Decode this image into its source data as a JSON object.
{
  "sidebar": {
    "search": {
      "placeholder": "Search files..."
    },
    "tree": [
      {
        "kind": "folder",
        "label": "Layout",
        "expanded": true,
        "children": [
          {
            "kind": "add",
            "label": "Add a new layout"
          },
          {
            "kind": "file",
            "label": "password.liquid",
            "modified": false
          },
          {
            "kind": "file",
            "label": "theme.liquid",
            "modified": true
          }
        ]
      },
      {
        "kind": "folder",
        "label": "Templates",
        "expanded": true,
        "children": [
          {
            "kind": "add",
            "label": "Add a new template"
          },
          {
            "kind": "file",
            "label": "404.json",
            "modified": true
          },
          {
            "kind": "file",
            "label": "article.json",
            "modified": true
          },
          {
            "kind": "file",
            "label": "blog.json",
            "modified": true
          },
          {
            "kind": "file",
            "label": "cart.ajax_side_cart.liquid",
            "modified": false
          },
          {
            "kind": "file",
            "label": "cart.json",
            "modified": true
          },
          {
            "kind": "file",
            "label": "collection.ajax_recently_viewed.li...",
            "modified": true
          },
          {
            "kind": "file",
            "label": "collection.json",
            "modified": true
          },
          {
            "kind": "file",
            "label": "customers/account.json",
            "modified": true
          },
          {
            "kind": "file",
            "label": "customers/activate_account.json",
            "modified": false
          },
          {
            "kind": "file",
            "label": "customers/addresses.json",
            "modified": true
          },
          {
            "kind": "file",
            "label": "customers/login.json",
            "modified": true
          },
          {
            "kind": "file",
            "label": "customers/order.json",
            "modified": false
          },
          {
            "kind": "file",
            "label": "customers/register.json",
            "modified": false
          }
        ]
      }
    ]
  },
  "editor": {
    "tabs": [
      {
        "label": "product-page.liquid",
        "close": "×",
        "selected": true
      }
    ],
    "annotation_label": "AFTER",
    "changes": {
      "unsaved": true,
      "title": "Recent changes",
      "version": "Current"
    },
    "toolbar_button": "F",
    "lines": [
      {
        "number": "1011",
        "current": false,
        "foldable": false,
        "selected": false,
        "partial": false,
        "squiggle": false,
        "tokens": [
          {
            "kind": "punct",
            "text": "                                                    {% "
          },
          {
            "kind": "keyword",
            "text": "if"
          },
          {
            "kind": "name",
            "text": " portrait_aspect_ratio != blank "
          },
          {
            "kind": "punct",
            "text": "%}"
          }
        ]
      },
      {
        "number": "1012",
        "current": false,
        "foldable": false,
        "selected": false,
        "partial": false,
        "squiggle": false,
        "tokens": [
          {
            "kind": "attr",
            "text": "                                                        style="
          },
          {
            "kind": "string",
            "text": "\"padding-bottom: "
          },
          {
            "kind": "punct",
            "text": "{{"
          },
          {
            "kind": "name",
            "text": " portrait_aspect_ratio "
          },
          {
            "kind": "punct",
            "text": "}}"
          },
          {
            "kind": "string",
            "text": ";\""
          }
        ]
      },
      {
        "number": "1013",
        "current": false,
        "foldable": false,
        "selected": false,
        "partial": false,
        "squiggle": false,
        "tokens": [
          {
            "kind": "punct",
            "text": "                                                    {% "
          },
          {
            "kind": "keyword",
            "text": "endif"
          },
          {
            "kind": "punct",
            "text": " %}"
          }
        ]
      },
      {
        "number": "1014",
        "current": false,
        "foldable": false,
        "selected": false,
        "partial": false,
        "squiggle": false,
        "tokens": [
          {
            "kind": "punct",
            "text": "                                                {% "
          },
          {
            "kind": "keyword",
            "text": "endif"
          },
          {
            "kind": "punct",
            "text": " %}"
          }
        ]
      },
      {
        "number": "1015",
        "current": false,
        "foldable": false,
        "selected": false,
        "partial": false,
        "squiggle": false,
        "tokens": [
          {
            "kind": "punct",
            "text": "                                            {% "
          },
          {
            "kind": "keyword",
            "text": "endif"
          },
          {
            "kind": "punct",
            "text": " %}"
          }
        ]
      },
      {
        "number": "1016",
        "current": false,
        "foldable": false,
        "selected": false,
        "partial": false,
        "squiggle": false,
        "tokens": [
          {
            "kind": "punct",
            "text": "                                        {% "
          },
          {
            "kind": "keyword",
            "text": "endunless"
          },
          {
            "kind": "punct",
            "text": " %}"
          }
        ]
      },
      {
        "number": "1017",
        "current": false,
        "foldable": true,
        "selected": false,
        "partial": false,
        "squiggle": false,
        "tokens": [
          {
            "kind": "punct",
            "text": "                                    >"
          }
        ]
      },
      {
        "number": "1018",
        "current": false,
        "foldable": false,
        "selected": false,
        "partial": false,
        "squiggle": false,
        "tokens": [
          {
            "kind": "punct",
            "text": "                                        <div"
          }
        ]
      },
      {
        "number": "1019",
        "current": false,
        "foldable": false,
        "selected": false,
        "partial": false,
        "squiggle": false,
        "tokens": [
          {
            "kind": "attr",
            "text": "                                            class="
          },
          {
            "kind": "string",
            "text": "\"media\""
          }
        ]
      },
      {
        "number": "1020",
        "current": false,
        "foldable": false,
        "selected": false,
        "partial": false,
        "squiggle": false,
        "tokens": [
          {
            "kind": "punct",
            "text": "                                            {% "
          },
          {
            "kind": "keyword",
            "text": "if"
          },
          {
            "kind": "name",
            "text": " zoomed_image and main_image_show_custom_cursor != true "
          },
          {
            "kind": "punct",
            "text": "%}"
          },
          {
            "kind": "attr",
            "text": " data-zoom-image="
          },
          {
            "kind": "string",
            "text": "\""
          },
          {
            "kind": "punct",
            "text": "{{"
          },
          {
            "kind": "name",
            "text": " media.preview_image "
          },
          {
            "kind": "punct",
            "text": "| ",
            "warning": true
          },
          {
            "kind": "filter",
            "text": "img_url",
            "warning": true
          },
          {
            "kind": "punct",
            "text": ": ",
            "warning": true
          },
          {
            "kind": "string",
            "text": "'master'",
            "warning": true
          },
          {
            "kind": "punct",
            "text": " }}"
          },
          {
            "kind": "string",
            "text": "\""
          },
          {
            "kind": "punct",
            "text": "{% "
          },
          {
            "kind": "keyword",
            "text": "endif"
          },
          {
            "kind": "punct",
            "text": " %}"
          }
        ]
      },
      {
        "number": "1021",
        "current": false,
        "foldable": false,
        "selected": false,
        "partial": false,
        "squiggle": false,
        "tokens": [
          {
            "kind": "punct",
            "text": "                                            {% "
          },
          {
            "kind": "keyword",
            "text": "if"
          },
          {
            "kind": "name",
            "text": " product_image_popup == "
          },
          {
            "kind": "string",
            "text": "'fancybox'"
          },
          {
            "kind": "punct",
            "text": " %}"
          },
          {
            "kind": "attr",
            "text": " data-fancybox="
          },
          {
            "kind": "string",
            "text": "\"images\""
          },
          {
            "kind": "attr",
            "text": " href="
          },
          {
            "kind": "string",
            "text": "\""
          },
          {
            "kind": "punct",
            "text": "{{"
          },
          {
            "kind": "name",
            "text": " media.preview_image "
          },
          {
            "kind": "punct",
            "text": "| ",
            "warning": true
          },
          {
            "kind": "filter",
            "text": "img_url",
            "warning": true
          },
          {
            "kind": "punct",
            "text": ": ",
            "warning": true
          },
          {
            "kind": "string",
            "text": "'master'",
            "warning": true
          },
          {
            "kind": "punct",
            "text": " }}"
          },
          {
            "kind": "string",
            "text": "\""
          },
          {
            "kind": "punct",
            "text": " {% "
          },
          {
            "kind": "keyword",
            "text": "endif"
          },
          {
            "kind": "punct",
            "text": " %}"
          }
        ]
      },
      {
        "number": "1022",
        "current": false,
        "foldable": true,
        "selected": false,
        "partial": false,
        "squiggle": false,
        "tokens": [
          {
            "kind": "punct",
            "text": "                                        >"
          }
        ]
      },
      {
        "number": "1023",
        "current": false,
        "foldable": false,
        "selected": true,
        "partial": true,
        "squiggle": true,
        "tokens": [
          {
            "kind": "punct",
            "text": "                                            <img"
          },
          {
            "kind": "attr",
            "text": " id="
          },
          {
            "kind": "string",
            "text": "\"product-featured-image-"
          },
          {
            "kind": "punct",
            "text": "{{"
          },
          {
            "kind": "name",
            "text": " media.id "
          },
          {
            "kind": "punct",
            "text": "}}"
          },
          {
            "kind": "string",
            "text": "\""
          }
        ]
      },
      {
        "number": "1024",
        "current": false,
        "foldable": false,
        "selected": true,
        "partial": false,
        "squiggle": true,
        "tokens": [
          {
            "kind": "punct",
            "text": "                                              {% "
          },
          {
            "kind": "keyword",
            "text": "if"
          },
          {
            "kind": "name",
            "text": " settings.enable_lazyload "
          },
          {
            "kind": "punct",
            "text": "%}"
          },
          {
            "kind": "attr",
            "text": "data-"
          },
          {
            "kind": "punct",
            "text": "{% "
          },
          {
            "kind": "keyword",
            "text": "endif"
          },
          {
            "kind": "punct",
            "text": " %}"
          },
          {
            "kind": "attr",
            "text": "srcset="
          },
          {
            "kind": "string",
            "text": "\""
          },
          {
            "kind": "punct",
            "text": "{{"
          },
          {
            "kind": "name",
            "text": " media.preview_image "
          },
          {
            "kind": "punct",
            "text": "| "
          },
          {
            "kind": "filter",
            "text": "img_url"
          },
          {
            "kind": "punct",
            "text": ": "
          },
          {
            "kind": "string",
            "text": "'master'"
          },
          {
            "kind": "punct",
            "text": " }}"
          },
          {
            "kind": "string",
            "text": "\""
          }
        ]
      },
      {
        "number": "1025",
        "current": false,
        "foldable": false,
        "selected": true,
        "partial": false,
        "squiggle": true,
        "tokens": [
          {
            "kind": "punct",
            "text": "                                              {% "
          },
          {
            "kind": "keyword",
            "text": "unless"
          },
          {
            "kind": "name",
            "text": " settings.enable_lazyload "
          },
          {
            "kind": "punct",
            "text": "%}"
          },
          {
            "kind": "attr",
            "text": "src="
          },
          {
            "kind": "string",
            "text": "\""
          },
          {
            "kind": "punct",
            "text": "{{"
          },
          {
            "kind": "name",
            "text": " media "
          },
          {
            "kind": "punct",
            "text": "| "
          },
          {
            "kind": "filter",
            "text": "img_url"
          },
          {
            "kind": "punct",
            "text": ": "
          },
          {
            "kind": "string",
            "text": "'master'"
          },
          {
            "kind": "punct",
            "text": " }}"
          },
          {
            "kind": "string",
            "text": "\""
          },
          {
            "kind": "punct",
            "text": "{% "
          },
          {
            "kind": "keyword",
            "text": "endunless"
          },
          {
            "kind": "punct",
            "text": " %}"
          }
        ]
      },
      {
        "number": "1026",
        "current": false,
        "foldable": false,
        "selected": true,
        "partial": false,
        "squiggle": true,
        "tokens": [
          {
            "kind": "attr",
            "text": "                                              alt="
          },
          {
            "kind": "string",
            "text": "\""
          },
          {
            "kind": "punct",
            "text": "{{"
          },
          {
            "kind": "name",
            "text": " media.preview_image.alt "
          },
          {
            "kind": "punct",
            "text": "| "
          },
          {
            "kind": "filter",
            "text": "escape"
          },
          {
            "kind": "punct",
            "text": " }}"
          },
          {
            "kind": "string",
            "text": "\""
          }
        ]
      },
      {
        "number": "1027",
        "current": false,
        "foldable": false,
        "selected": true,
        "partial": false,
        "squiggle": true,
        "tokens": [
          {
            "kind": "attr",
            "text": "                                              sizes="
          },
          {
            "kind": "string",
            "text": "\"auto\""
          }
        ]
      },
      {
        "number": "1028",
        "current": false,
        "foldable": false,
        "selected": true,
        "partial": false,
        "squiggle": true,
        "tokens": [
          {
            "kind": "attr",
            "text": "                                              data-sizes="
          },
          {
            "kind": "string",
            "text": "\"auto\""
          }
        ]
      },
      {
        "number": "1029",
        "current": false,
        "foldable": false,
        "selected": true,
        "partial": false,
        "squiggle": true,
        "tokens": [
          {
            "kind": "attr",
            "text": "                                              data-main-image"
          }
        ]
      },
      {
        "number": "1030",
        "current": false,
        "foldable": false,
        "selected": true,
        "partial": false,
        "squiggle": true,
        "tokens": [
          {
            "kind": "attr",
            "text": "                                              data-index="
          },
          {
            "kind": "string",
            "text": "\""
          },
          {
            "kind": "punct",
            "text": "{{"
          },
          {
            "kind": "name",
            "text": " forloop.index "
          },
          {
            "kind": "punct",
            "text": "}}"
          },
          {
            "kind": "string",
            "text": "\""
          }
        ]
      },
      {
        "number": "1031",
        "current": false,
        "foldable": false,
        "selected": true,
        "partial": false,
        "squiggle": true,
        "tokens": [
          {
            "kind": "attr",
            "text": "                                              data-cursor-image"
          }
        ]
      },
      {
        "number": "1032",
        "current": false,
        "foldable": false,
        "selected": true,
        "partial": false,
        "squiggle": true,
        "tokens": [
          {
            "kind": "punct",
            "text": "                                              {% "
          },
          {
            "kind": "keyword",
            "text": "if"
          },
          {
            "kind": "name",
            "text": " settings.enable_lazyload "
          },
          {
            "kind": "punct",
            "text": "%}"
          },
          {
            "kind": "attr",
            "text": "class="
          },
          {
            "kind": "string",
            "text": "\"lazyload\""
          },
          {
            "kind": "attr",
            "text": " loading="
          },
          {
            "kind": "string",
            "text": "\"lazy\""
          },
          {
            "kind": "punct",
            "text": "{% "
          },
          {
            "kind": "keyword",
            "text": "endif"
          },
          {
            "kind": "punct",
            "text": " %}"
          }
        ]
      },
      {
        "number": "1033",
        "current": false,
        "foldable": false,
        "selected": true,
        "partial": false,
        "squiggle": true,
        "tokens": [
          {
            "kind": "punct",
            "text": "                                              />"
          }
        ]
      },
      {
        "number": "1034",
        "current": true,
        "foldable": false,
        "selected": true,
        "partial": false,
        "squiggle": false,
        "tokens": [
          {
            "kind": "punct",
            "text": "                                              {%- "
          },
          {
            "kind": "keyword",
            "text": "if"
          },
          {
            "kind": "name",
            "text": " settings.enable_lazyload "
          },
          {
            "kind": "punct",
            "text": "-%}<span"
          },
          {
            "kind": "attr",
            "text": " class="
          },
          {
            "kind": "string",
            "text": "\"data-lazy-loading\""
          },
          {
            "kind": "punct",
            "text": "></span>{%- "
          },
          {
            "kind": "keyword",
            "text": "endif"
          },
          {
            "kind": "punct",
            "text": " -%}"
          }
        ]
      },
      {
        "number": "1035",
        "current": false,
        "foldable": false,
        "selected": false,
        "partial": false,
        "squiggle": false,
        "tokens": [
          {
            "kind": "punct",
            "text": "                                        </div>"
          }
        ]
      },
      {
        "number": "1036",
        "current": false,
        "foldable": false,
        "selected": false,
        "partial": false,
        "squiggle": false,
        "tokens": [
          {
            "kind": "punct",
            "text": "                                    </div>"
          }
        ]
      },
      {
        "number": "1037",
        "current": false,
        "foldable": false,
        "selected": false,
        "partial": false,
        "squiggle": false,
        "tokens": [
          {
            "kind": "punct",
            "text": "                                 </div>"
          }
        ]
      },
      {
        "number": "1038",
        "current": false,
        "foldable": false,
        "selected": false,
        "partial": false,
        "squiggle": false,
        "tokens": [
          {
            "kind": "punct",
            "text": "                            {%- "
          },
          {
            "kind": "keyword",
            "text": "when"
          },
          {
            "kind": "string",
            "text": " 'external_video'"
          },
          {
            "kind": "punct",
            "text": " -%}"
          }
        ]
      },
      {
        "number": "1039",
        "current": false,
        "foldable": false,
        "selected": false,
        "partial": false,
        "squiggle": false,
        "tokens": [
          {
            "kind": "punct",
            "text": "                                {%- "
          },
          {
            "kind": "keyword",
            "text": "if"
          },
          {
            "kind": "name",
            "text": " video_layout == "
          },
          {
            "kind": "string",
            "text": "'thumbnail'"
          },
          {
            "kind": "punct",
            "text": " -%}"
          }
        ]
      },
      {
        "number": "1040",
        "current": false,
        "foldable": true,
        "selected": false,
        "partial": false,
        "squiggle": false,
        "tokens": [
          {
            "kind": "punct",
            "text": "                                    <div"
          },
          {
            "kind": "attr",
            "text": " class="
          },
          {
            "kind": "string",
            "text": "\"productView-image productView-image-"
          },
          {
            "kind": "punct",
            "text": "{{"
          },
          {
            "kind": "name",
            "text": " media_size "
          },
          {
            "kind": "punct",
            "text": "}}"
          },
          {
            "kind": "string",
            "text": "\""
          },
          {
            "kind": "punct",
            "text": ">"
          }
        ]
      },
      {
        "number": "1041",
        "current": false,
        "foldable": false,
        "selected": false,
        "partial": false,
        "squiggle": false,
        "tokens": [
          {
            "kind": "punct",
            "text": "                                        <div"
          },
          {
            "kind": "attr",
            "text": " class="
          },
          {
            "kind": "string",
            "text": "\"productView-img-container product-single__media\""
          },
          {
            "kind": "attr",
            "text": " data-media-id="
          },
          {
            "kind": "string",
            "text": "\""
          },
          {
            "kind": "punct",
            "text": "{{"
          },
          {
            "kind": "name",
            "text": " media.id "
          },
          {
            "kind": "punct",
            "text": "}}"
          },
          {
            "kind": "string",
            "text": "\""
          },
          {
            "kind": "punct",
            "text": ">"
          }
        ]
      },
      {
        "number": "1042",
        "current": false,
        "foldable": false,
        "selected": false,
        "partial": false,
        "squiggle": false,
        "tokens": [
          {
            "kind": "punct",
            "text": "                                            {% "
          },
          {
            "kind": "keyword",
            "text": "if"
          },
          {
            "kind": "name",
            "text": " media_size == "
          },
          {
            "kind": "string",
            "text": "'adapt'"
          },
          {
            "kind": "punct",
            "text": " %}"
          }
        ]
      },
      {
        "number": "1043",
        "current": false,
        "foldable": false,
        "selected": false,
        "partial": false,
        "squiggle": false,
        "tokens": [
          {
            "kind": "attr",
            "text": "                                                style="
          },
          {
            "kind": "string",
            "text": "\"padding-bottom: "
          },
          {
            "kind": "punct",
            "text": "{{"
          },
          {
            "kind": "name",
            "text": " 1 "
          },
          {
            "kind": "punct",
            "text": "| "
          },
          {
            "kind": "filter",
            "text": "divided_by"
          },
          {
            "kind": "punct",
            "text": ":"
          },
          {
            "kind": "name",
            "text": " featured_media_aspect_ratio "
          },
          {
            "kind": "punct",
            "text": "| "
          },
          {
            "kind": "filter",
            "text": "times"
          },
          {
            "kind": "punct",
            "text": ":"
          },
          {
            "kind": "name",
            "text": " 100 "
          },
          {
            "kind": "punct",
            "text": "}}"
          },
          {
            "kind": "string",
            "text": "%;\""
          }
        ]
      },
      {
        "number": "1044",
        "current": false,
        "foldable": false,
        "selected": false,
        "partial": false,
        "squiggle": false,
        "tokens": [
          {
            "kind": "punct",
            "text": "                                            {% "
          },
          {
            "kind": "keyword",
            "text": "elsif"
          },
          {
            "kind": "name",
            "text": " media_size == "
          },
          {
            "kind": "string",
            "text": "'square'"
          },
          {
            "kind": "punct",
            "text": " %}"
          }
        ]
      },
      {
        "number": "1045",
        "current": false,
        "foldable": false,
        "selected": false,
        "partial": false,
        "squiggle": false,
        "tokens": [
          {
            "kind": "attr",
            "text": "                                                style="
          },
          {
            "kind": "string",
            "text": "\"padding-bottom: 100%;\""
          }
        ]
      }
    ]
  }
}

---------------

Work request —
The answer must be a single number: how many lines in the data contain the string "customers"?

Response —
6